[INSTRUCTIONS TO FOLLOW]
For the listing below, count the lines that contain "icon" and report only the number.

[SUPPLIED MATERIAL]
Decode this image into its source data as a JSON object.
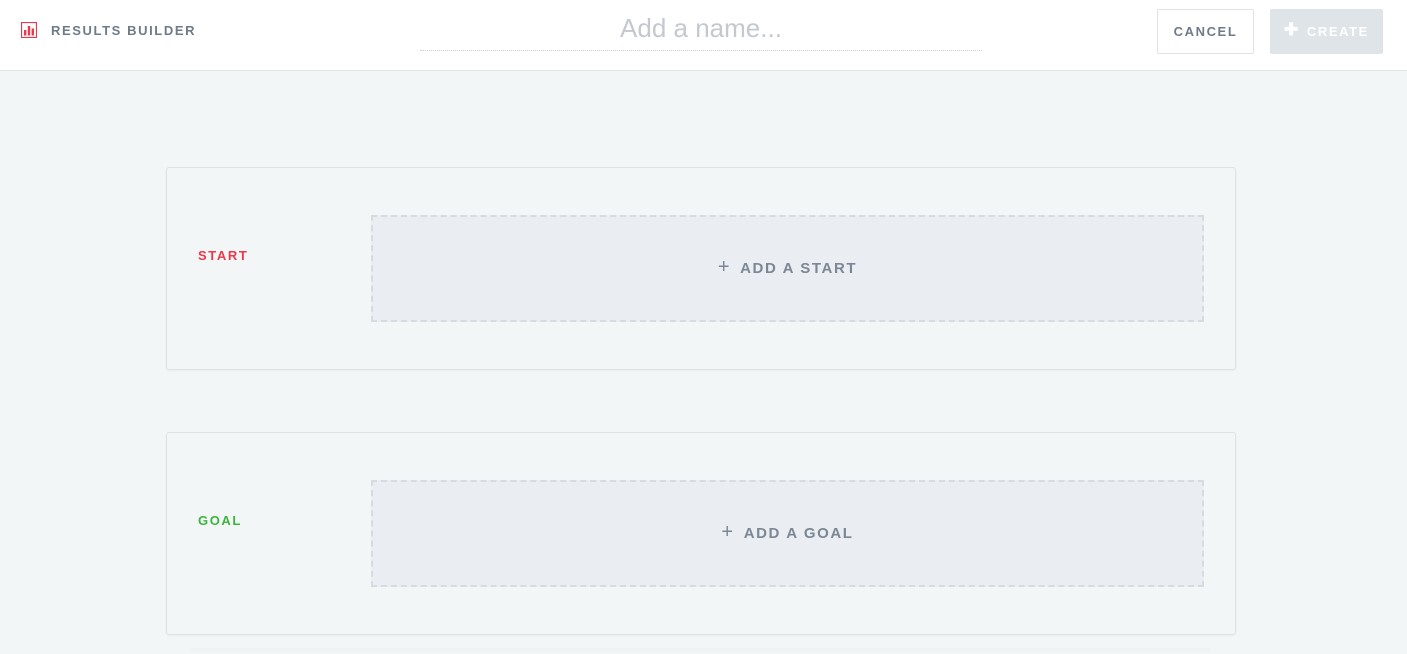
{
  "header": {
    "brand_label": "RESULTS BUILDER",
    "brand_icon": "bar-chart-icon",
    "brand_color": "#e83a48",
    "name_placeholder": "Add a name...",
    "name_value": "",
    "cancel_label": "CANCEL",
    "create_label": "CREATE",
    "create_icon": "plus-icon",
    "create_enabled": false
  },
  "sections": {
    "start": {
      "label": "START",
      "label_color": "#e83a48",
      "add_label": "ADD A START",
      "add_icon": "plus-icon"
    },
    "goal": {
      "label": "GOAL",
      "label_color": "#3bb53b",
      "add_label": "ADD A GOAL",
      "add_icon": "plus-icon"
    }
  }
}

[REPLY]
4